> [Try it]
In the listing below, tally each line that contains "chart". Reply with the total only.

> [Records for this exercise]

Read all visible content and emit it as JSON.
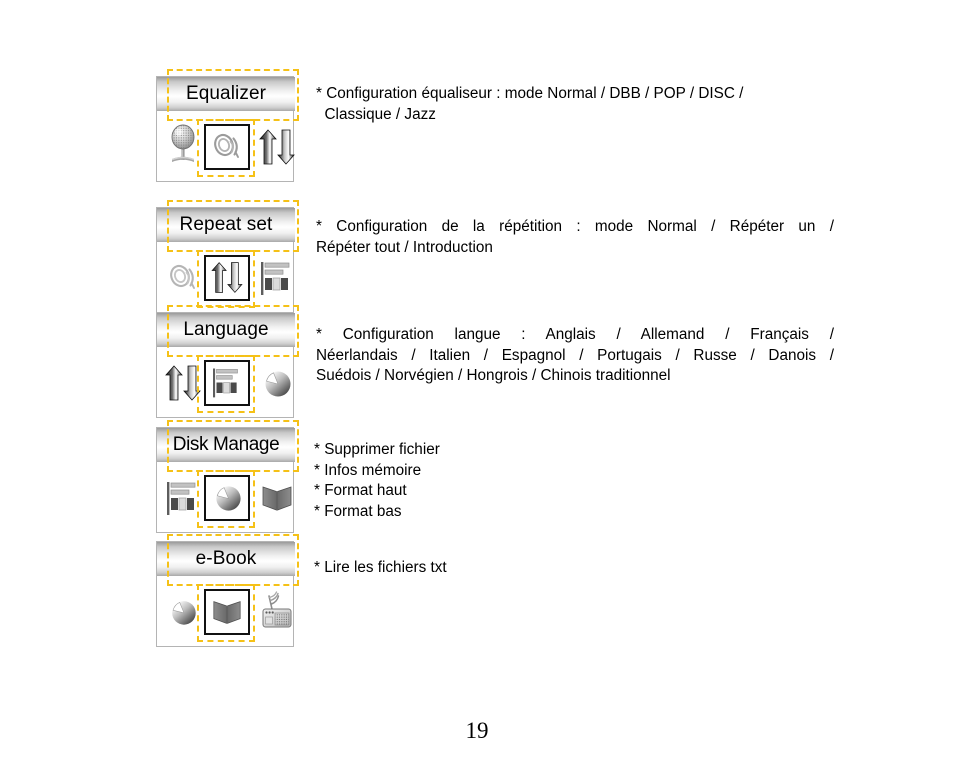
{
  "page": {
    "number": "19"
  },
  "menus": [
    {
      "id": "equalizer",
      "title": "Equalizer",
      "icons": {
        "left": "microphone-icon",
        "center": "sound-waves-icon",
        "right": "up-down-arrows-icon"
      },
      "description_lines": [
        "* Configuration équaliseur : mode Normal / DBB / POP / DISC /",
        "  Classique / Jazz"
      ],
      "description": "* Configuration équaliseur : mode Normal / DBB / POP / DISC / Classique / Jazz"
    },
    {
      "id": "repeat-set",
      "title": "Repeat set",
      "icons": {
        "left": "sound-waves-icon",
        "center": "up-down-arrows-icon",
        "right": "bar-chart-icon"
      },
      "description_lines": [
        "* Configuration de la répétition : mode Normal / Répéter un /",
        "Répéter tout / Introduction"
      ],
      "description": "* Configuration de la répétition : mode Normal / Répéter un / Répéter tout / Introduction"
    },
    {
      "id": "language",
      "title": "Language",
      "icons": {
        "left": "up-down-arrows-icon",
        "center": "bar-chart-icon",
        "right": "pie-chart-icon"
      },
      "description_lines": [
        "* Configuration langue : Anglais / Allemand / Français /",
        "Néerlandais / Italien / Espagnol / Portugais / Russe / Danois /",
        "Suédois / Norvégien / Hongrois / Chinois traditionnel"
      ],
      "description": "* Configuration langue : Anglais / Allemand / Français / Néerlandais / Italien / Espagnol / Portugais / Russe / Danois / Suédois / Norvégien / Hongrois / Chinois traditionnel"
    },
    {
      "id": "disk-manage",
      "title": "Disk Manage",
      "icons": {
        "left": "bar-chart-icon",
        "center": "pie-chart-icon",
        "right": "book-icon"
      },
      "description_lines": [
        "* Supprimer fichier",
        "* Infos mémoire",
        "* Format haut",
        "* Format bas"
      ],
      "description": "* Supprimer fichier / * Infos mémoire / * Format haut / * Format bas"
    },
    {
      "id": "e-book",
      "title": "e-Book",
      "icons": {
        "left": "pie-chart-icon",
        "center": "book-icon",
        "right": "radio-icon"
      },
      "description_lines": [
        "* Lire les fichiers txt"
      ],
      "description": "* Lire les fichiers txt"
    }
  ],
  "colors": {
    "highlight_dashed": "#f5c117",
    "panel_border": "#b4b4b4",
    "icon_box_border": "#111111",
    "text": "#000000"
  }
}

> [Your response]
6